Supplied material below:
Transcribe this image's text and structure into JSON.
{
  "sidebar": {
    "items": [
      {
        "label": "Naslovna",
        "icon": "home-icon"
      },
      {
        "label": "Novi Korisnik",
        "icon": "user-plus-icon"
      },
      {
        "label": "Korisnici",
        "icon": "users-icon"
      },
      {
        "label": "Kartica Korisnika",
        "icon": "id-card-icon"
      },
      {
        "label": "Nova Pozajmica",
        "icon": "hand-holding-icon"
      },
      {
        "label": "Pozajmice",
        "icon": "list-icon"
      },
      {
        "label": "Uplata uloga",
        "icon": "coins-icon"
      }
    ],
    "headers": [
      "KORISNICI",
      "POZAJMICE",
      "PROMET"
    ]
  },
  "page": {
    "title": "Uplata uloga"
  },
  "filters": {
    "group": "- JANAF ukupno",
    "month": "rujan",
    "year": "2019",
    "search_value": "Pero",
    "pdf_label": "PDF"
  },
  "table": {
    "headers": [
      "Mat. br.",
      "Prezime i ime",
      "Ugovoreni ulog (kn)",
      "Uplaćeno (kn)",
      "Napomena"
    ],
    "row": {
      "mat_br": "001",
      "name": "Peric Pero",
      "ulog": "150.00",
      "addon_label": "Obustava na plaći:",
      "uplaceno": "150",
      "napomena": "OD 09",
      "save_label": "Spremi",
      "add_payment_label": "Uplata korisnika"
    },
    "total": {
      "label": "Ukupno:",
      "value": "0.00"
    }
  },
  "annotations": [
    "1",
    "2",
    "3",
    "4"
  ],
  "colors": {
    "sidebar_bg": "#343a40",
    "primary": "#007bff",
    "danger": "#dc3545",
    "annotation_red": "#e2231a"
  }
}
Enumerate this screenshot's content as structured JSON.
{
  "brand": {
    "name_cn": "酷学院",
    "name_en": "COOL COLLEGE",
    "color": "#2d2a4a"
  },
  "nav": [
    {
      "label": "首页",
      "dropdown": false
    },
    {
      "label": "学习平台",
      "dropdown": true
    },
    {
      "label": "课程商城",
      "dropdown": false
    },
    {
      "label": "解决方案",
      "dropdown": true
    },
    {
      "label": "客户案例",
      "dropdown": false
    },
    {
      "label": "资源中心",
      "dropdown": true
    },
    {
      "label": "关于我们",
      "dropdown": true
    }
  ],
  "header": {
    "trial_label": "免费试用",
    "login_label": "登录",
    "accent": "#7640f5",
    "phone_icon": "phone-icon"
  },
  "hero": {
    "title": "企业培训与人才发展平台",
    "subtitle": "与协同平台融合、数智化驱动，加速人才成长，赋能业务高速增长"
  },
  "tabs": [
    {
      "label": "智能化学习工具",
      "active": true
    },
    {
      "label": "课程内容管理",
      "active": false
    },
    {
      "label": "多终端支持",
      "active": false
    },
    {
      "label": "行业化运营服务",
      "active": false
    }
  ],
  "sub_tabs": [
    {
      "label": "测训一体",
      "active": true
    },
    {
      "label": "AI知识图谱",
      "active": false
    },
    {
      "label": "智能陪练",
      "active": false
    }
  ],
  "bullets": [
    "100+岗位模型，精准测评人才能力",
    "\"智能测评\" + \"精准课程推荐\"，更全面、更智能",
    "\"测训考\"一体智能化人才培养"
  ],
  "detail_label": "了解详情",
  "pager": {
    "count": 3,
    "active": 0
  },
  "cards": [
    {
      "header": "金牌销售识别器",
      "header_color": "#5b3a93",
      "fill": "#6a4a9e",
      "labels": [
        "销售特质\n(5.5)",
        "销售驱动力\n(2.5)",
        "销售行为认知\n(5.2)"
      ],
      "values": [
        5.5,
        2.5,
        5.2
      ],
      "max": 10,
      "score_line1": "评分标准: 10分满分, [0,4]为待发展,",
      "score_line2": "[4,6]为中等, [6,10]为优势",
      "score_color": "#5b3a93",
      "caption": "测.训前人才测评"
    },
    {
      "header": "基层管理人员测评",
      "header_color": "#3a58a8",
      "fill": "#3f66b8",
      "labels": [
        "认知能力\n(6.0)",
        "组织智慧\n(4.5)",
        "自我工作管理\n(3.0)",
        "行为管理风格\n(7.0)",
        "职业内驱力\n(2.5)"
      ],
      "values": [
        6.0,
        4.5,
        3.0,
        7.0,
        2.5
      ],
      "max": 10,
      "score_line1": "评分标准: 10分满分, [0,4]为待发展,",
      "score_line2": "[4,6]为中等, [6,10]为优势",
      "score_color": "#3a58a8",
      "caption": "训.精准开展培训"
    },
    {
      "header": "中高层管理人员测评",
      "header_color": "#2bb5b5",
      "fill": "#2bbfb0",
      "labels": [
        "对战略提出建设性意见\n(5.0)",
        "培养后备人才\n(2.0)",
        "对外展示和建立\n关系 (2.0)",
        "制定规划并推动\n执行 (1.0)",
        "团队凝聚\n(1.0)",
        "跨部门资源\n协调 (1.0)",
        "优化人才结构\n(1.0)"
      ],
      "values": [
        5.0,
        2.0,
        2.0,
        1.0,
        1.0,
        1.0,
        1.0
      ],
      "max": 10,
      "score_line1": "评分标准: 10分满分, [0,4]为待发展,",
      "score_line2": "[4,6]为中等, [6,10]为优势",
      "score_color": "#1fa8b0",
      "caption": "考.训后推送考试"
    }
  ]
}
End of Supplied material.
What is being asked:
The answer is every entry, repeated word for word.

Problem solution:
Transcribe this image's text and structure into JSON.
{
  "sidebar": {
    "items": [
      {
        "label": "Naslovna",
        "icon": "home-icon"
      },
      {
        "label": "Novi Korisnik",
        "icon": "user-plus-icon"
      },
      {
        "label": "Korisnici",
        "icon": "users-icon"
      },
      {
        "label": "Kartica Korisnika",
        "icon": "id-card-icon"
      },
      {
        "label": "Nova Pozajmica",
        "icon": "hand-holding-icon"
      },
      {
        "label": "Pozajmice",
        "icon": "list-icon"
      },
      {
        "label": "Uplata uloga",
        "icon": "coins-icon"
      }
    ],
    "headers": [
      "KORISNICI",
      "POZAJMICE",
      "PROMET"
    ]
  },
  "page": {
    "title": "Uplata uloga"
  },
  "filters": {
    "group": "- JANAF ukupno",
    "month": "rujan",
    "year": "2019",
    "search_value": "Pero",
    "pdf_label": "PDF"
  },
  "table": {
    "headers": [
      "Mat. br.",
      "Prezime i ime",
      "Ugovoreni ulog (kn)",
      "Uplaćeno (kn)",
      "Napomena"
    ],
    "row": {
      "mat_br": "001",
      "name": "Peric Pero",
      "ulog": "150.00",
      "addon_label": "Obustava na plaći:",
      "uplaceno": "150",
      "napomena": "OD 09",
      "save_label": "Spremi",
      "add_payment_label": "Uplata korisnika"
    },
    "total": {
      "label": "Ukupno:",
      "value": "0.00"
    }
  },
  "annotations": [
    "1",
    "2",
    "3",
    "4"
  ],
  "colors": {
    "sidebar_bg": "#343a40",
    "primary": "#007bff",
    "danger": "#dc3545",
    "annotation_red": "#e2231a"
  }
}
Enumerate this screenshot's content as structured JSON.
{
  "brand": {
    "name_cn": "酷学院",
    "name_en": "COOL COLLEGE",
    "color": "#2d2a4a"
  },
  "nav": [
    {
      "label": "首页",
      "dropdown": false
    },
    {
      "label": "学习平台",
      "dropdown": true
    },
    {
      "label": "课程商城",
      "dropdown": false
    },
    {
      "label": "解决方案",
      "dropdown": true
    },
    {
      "label": "客户案例",
      "dropdown": false
    },
    {
      "label": "资源中心",
      "dropdown": true
    },
    {
      "label": "关于我们",
      "dropdown": true
    }
  ],
  "header": {
    "trial_label": "免费试用",
    "login_label": "登录",
    "accent": "#7640f5",
    "phone_icon": "phone-icon"
  },
  "hero": {
    "title": "企业培训与人才发展平台",
    "subtitle": "与协同平台融合、数智化驱动，加速人才成长，赋能业务高速增长"
  },
  "tabs": [
    {
      "label": "智能化学习工具",
      "active": true
    },
    {
      "label": "课程内容管理",
      "active": false
    },
    {
      "label": "多终端支持",
      "active": false
    },
    {
      "label": "行业化运营服务",
      "active": false
    }
  ],
  "sub_tabs": [
    {
      "label": "测训一体",
      "active": true
    },
    {
      "label": "AI知识图谱",
      "active": false
    },
    {
      "label": "智能陪练",
      "active": false
    }
  ],
  "bullets": [
    "100+岗位模型，精准测评人才能力",
    "\"智能测评\" + \"精准课程推荐\"，更全面、更智能",
    "\"测训考\"一体智能化人才培养"
  ],
  "detail_label": "了解详情",
  "pager": {
    "count": 3,
    "active": 0
  },
  "cards": [
    {
      "header": "金牌销售识别器",
      "header_color": "#5b3a93",
      "fill": "#6a4a9e",
      "labels": [
        "销售特质\n(5.5)",
        "销售驱动力\n(2.5)",
        "销售行为认知\n(5.2)"
      ],
      "values": [
        5.5,
        2.5,
        5.2
      ],
      "max": 10,
      "score_line1": "评分标准: 10分满分, [0,4]为待发展,",
      "score_line2": "[4,6]为中等, [6,10]为优势",
      "score_color": "#5b3a93",
      "caption": "测.训前人才测评"
    },
    {
      "header": "基层管理人员测评",
      "header_color": "#3a58a8",
      "fill": "#3f66b8",
      "labels": [
        "认知能力\n(6.0)",
        "组织智慧\n(4.5)",
        "自我工作管理\n(3.0)",
        "行为管理风格\n(7.0)",
        "职业内驱力\n(2.5)"
      ],
      "values": [
        6.0,
        4.5,
        3.0,
        7.0,
        2.5
      ],
      "max": 10,
      "score_line1": "评分标准: 10分满分, [0,4]为待发展,",
      "score_line2": "[4,6]为中等, [6,10]为优势",
      "score_color": "#3a58a8",
      "caption": "训.精准开展培训"
    },
    {
      "header": "中高层管理人员测评",
      "header_color": "#2bb5b5",
      "fill": "#2bbfb0",
      "labels": [
        "对战略提出建设性意见\n(5.0)",
        "培养后备人才\n(2.0)",
        "对外展示和建立\n关系 (2.0)",
        "制定规划并推动\n执行 (1.0)",
        "团队凝聚\n(1.0)",
        "跨部门资源\n协调 (1.0)",
        "优化人才结构\n(1.0)"
      ],
      "values": [
        5.0,
        2.0,
        2.0,
        1.0,
        1.0,
        1.0,
        1.0
      ],
      "max": 10,
      "score_line1": "评分标准: 10分满分, [0,4]为待发展,",
      "score_line2": "[4,6]为中等, [6,10]为优势",
      "score_color": "#1fa8b0",
      "caption": "考.训后推送考试"
    }
  ]
}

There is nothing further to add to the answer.